(Beginning of Records to use)
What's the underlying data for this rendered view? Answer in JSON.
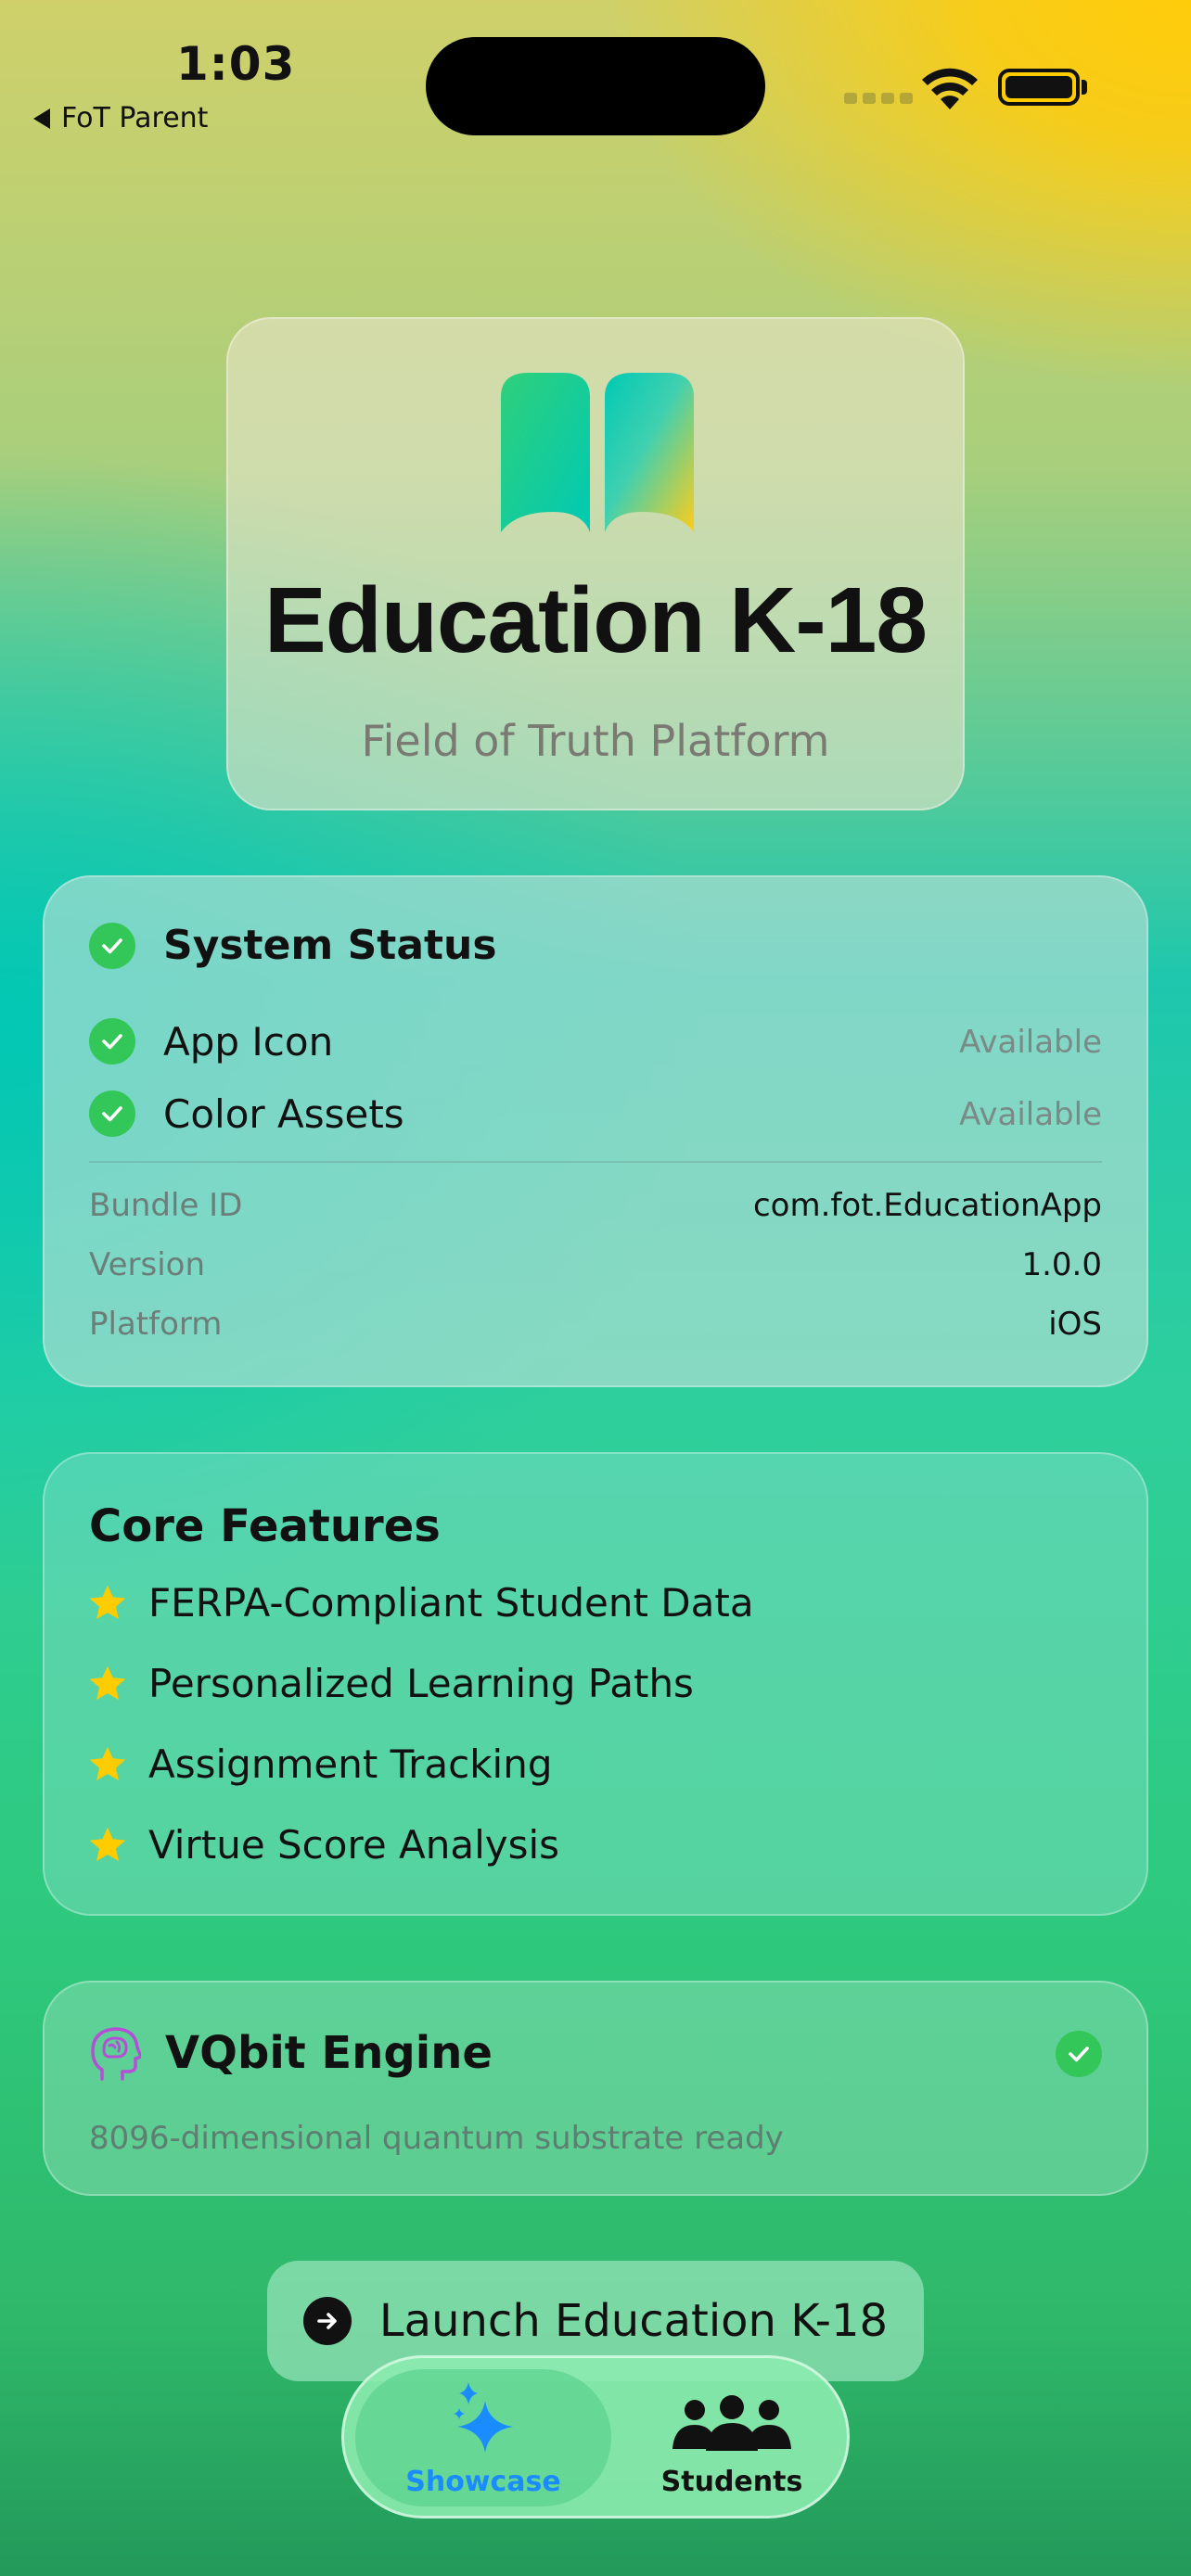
{
  "status_bar": {
    "time": "1:03",
    "back_label": "FoT Parent"
  },
  "hero": {
    "title": "Education K-18",
    "subtitle": "Field of Truth Platform",
    "icon": "book-icon"
  },
  "system_status": {
    "title": "System Status",
    "checks": [
      {
        "label": "App Icon",
        "value": "Available"
      },
      {
        "label": "Color Assets",
        "value": "Available"
      }
    ],
    "info": [
      {
        "key": "Bundle ID",
        "value": "com.fot.EducationApp"
      },
      {
        "key": "Version",
        "value": "1.0.0"
      },
      {
        "key": "Platform",
        "value": "iOS"
      }
    ]
  },
  "core_features": {
    "title": "Core Features",
    "items": [
      "FERPA-Compliant Student Data",
      "Personalized Learning Paths",
      "Assignment Tracking",
      "Virtue Score Analysis"
    ]
  },
  "vqbit": {
    "title": "VQbit Engine",
    "description": "8096-dimensional quantum substrate ready",
    "icon": "brain-head-icon"
  },
  "launch_button": {
    "label": "Launch Education K-18"
  },
  "tabbar": {
    "tabs": [
      {
        "label": "Showcase",
        "icon": "sparkles-icon",
        "active": true
      },
      {
        "label": "Students",
        "icon": "people-icon",
        "active": false
      }
    ]
  },
  "colors": {
    "check_green": "#33c759",
    "star_yellow": "#ffcc00",
    "active_tab_blue": "#1a8cff",
    "brain_purple": "#b44fd6"
  }
}
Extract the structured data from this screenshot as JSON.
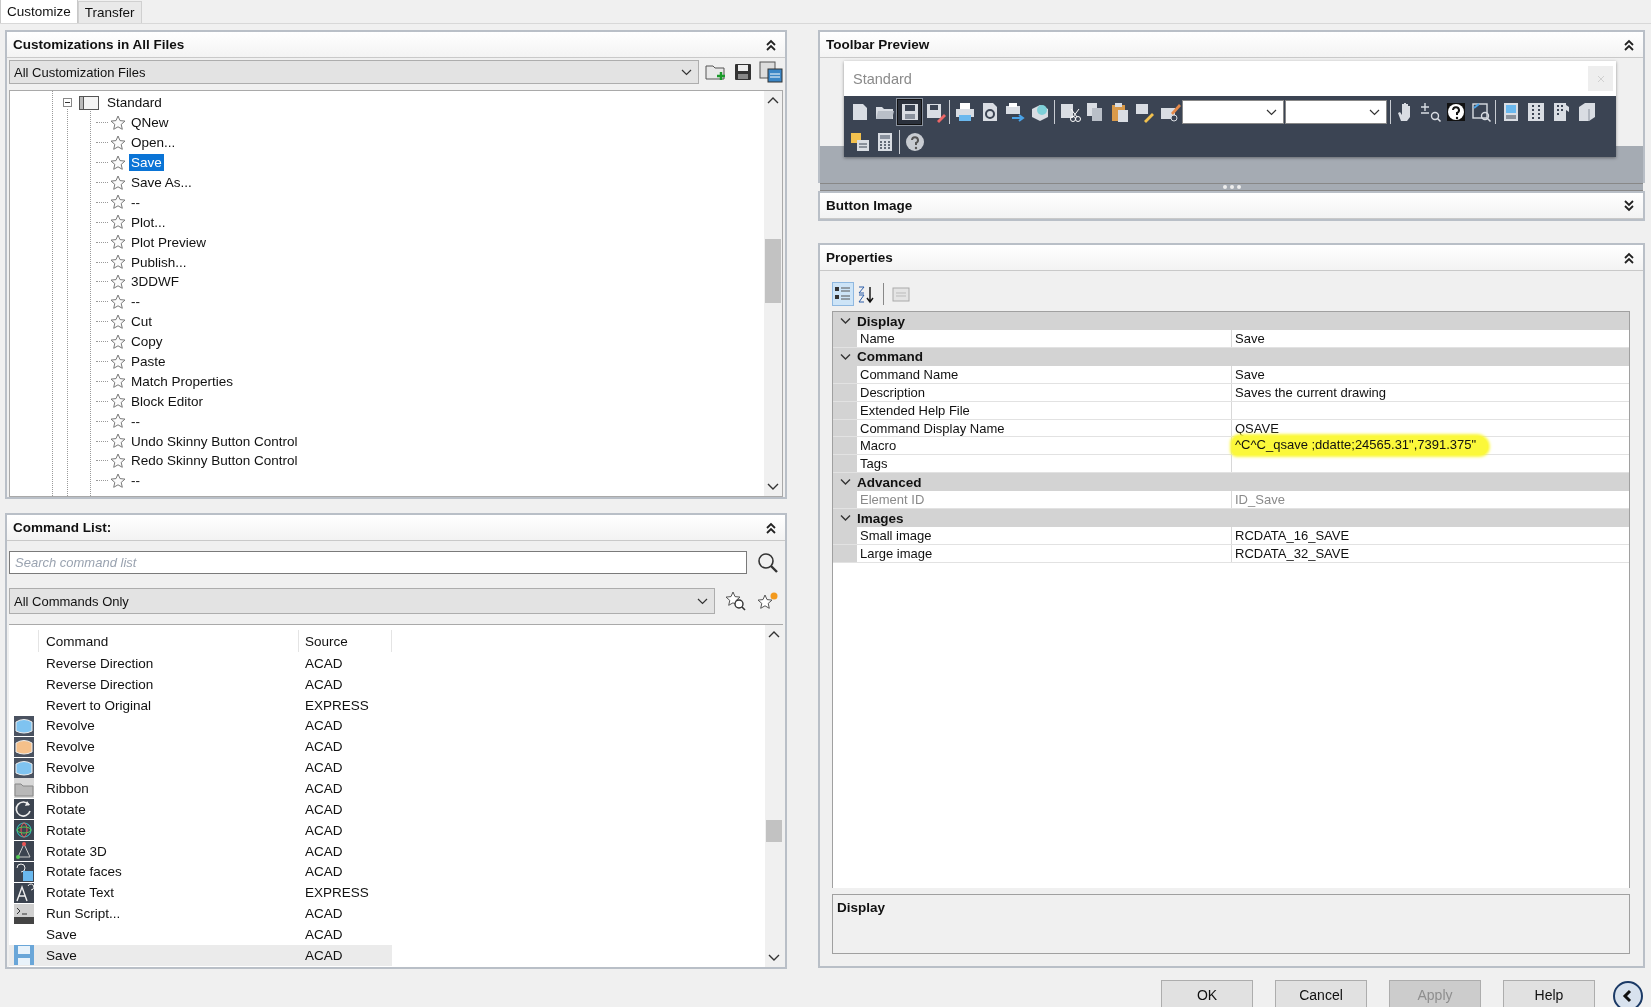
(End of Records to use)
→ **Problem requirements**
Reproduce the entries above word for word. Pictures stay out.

→ **Problem solution**
What's the underlying data for this rendered view? Answer in JSON.
{
  "status_bar": {
    "time": "1:03",
    "back_label": "FoT Parent"
  },
  "hero": {
    "title": "Education K-18",
    "subtitle": "Field of Truth Platform",
    "icon": "book-icon"
  },
  "system_status": {
    "title": "System Status",
    "checks": [
      {
        "label": "App Icon",
        "value": "Available"
      },
      {
        "label": "Color Assets",
        "value": "Available"
      }
    ],
    "info": [
      {
        "key": "Bundle ID",
        "value": "com.fot.EducationApp"
      },
      {
        "key": "Version",
        "value": "1.0.0"
      },
      {
        "key": "Platform",
        "value": "iOS"
      }
    ]
  },
  "core_features": {
    "title": "Core Features",
    "items": [
      "FERPA-Compliant Student Data",
      "Personalized Learning Paths",
      "Assignment Tracking",
      "Virtue Score Analysis"
    ]
  },
  "vqbit": {
    "title": "VQbit Engine",
    "description": "8096-dimensional quantum substrate ready",
    "icon": "brain-head-icon"
  },
  "launch_button": {
    "label": "Launch Education K-18"
  },
  "tabbar": {
    "tabs": [
      {
        "label": "Showcase",
        "icon": "sparkles-icon",
        "active": true
      },
      {
        "label": "Students",
        "icon": "people-icon",
        "active": false
      }
    ]
  },
  "colors": {
    "check_green": "#33c759",
    "star_yellow": "#ffcc00",
    "active_tab_blue": "#1a8cff",
    "brain_purple": "#b44fd6"
  }
}
Extract the structured data from this screenshot as JSON.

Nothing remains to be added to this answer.